White Noise (NYFF 2022)

White Noise Film Baumbach
October 16th 2022

The response to Noah Baumbach’s first literary adaptation, based on a novel whose reputation as “unfilmable” he often mentions, has been confused. Variety wonders, “Buzz is strangely muted for the first film ever to serve as the opening night movie of the Venice and New York Film Festivals. But why?” I think the answer has a lot to do with the discrepancy between expectations and results. Thanks to the gravitas lent to the project by source novel author Don DeLillo and stars Adam Driver, Greta Gerwig, and Don Cheadle—a roster that suggests a long-awaited Thanksgiving-weekend juggernaut with aspirations to awards and critical appreciation—the trivial end product comes as something of a surprise. Those who were expecting Inherent Vice (2014, to which White Noise has been compared) or even Cosmopolis (2012, the only other DeLillo novel adapted, boldly but questionably, as an English-language feature) are having feelings akin to those caused by unkept campaign promises. The adaptation’s shortcomings are not immediately obvious, so why the disappointment?

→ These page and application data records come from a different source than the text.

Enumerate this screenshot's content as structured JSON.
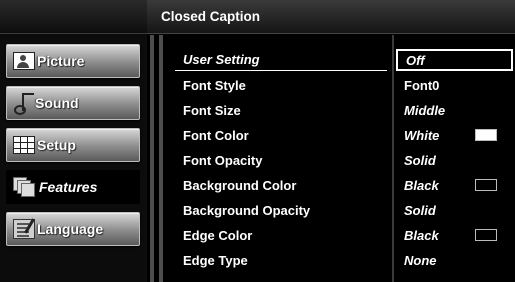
{
  "nav": {
    "items": [
      {
        "label": "Picture",
        "icon": "picture-icon"
      },
      {
        "label": "Sound",
        "icon": "sound-icon"
      },
      {
        "label": "Setup",
        "icon": "setup-icon"
      },
      {
        "label": "Features",
        "icon": "features-icon",
        "active": true
      },
      {
        "label": "Language",
        "icon": "language-icon"
      }
    ]
  },
  "header": {
    "title": "Closed Caption"
  },
  "settings": [
    {
      "label": "User Setting",
      "value": "Off",
      "selected": true
    },
    {
      "label": "Font Style",
      "value": "Font0"
    },
    {
      "label": "Font Size",
      "value": "Middle"
    },
    {
      "label": "Font Color",
      "value": "White",
      "swatch": "#ffffff"
    },
    {
      "label": "Font Opacity",
      "value": "Solid"
    },
    {
      "label": "Background Color",
      "value": "Black",
      "swatch": "#000000"
    },
    {
      "label": "Background Opacity",
      "value": "Solid"
    },
    {
      "label": "Edge Color",
      "value": "Black",
      "swatch": "#000000"
    },
    {
      "label": "Edge Type",
      "value": "None"
    }
  ]
}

DeLillo’s novel has a verbosity bordering on preciousness, the prose of a man in love with his own wit. But, with that mysterious skill that talented writers often have, he makes this tension work to his advantage. We don’t begrudge him the long and pedantic dialogues about epistemological paradoxes; we feel inclined to humor him the way we humor a windbag professor emeritus who’s too eloquent to stay mad at. The novel’s prevailing tone is set by the acerbic observations about the essential phoniness of academia and the middle-class American family—a tone that, in the adaptation, cedes the stage to a certain kind of cutesiness, the characters’ irksome sophistry twisted into something charming. I don’t want to suggest that Baumbach missed something essential, but the fact that no effort has been made to translate to the screen the self-referential and self-deprecating satire of American intellectuals that is so key to DeLillo’s novel makes it feel like this party never really gets started.

Some of the most striking and challenging aspects of DeLillo’s novel are diluted or erased. In the book, the sound of the family’s television is ubiquitous, scenes randomly punctuated by non-sequiturs excerpted from infomercials and nature documentaries. Baumbach hints at this, but he could’ve taken a cue from Fassbinder’s The Third Generation (1979), in which TVs constantly blare in the background and drown out most of the dialogue. It’s hard to blame him for this, but Baumbach also circumvents some of the text’s deliberately uneasy racial dynamics. For example, the adaptation eliminates the character of Orest, Heinrich’s friend “of uncertain pigmentation.” From the novel: “I studied his features. He might have been Hispanic, Middle Eastern, Central Asian, a dark-skinned Eastern European, a light-skinned black. Did he have an accent? I wasn’t sure. Was he a Samoan, a native North American, a Sephardic Jew? It was getting hard to know what you couldn’t say to people.” And the character of Mr. Gray, the mysterious, motel-dwelling purveyor of Dylar, is white in the film, whereas in the novel his ethnic ambiguity is a source of great puzzlement to the narrator: “His nose was flat, his skin the color of a Planter’s peanut. What is the geography of a spoon-shaped face? Was he Melanesian, Polynesian, Indonesian, Nepalese, Surinamese, Dutch-Chinese?” Gladney’s preoccupation with ethnicity is uncomfortable, and it adds the nasty specificity of seeing the world through the eyes of a white academic—a Hitler scholar, no less—with little awareness of his privilege. Getting rid of this facet contributes to making the character too endearing.

The tone is off in several other ways. Instead of eerily hyperarticulate, everyone is precocious in a Royal Tenenbaums kind of way. Driver and Cheadle ham it up when they should be laconic. The whole thing is very theater kid, and this extends to the production design, which is stagey and twee. Where DeLillo’s approach to the airborne toxic event is indirect and understated, Baumbach leans into the spectacle and gives us a set-piece explosion and CGI toxic goo. The massive accident is also pinned on a hapless prole, a grizzled trucker who drops his bourbon at the wrong moment. Why did Baumbach particularize the novel’s oblique—and therefore far more menacing—treatment of this plot point? He seems to have wanted it epic and Spielbergian where it should have been banal, its causes a matter of provincial gossip and distorted by dumb speculation.

Although White Noise has now been filmed, it feels as unfilmable as ever. Maybe, like Little Women before it, DeLillo’s cryptic novel will require several adaptations before anyone cracks it. A challenge for Gerwig?